Source material:

########################################

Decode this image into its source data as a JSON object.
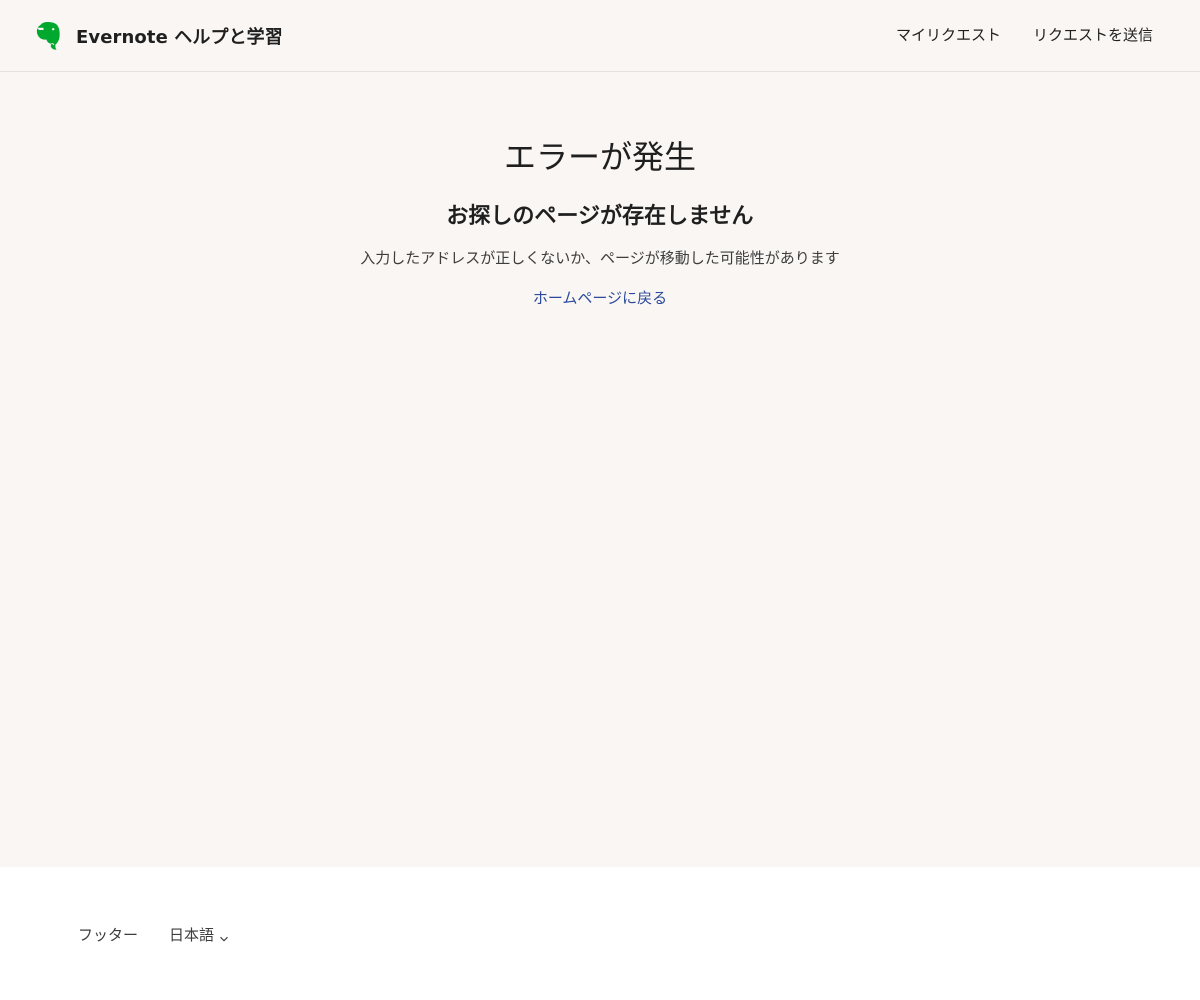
{
  "header": {
    "brand_title": "Evernote ヘルプと学習",
    "logo_icon": "evernote-elephant-icon",
    "brand_color": "#00a82d",
    "nav": [
      {
        "label": "マイリクエスト"
      },
      {
        "label": "リクエストを送信"
      }
    ]
  },
  "main": {
    "heading": "エラーが発生",
    "subheading": "お探しのページが存在しません",
    "message": "入力したアドレスが正しくないか、ページが移動した可能性があります",
    "home_link": "ホームページに戻る",
    "link_color": "#2c4a9c",
    "background_color": "#f9f6f3"
  },
  "footer": {
    "label": "フッター",
    "language": "日本語",
    "language_icon": "chevron-down-icon"
  }
}
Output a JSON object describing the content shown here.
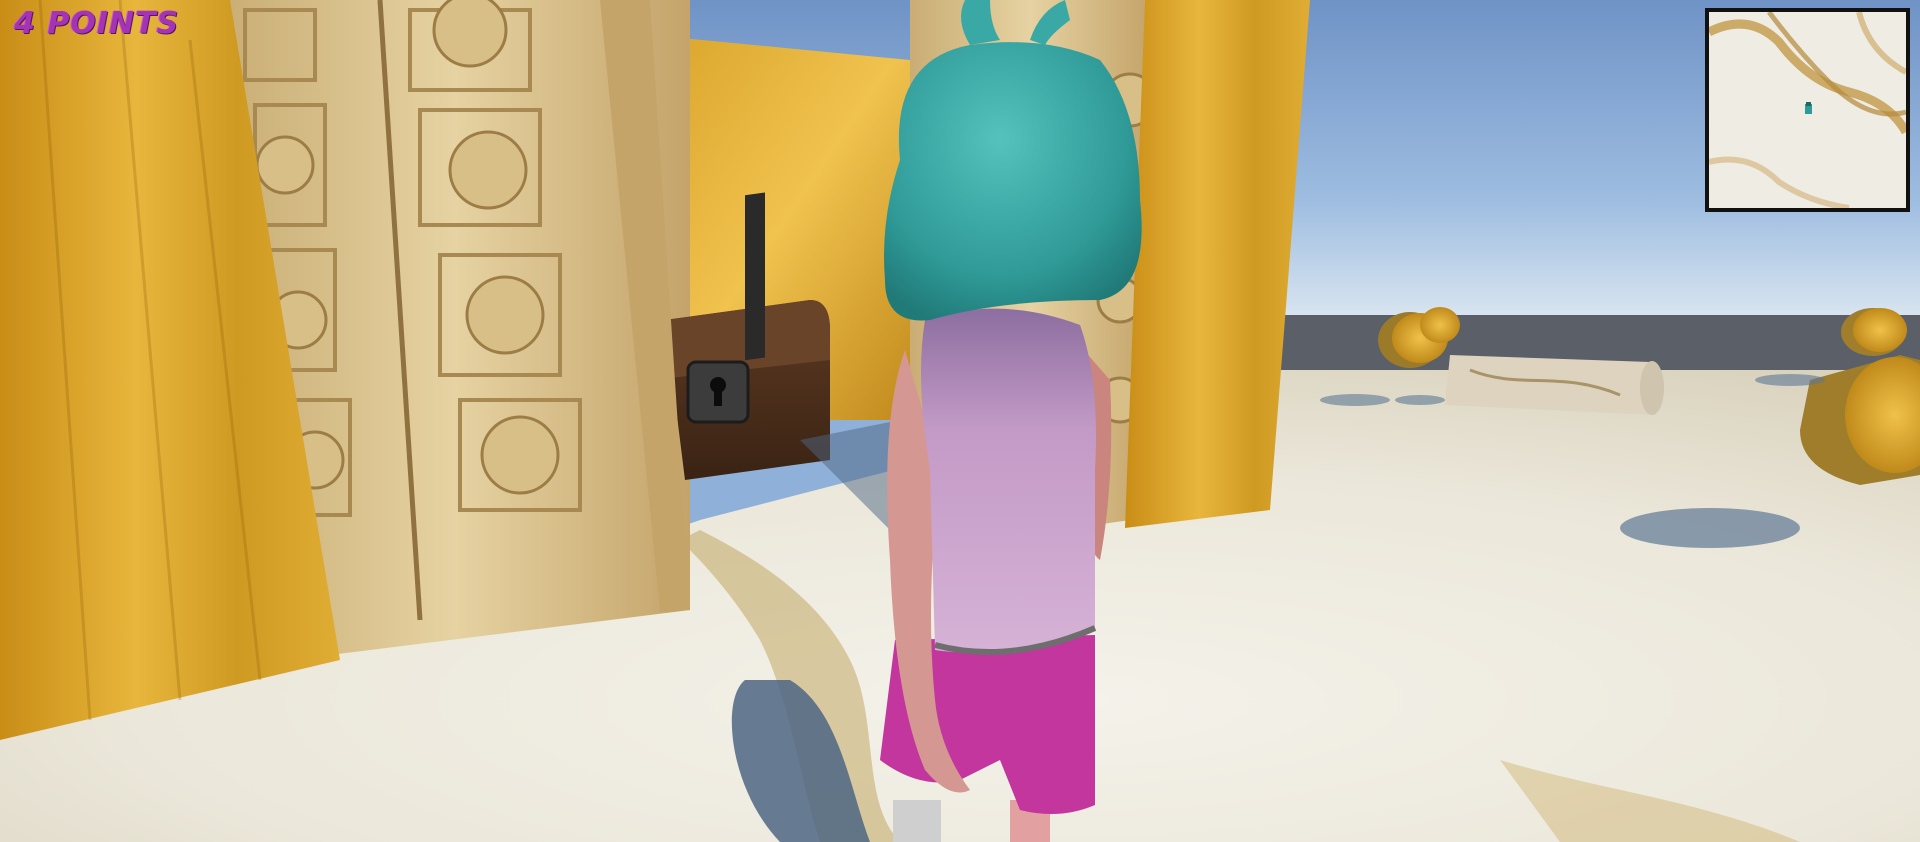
{
  "hud": {
    "score_text": "4 POINTS",
    "score_color": "#a534b4"
  },
  "minimap": {
    "player_marker_icon": "player-marker-icon"
  },
  "scene": {
    "sky_color": "#7ea3d2",
    "floor_color": "#ece9e0",
    "gold_color": "#d8a42a",
    "hair_color": "#3aa8a4",
    "shirt_color": "#c49ac4",
    "shorts_color": "#c2369e"
  }
}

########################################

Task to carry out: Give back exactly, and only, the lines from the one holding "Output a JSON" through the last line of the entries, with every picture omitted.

Answer box:
Output a JSON object describing the content shown here.
{
  "hud": {
    "score_text": "4 POINTS",
    "score_color": "#a534b4"
  },
  "minimap": {
    "player_marker_icon": "player-marker-icon"
  },
  "scene": {
    "sky_color": "#7ea3d2",
    "floor_color": "#ece9e0",
    "gold_color": "#d8a42a",
    "hair_color": "#3aa8a4",
    "shirt_color": "#c49ac4",
    "shorts_color": "#c2369e"
  }
}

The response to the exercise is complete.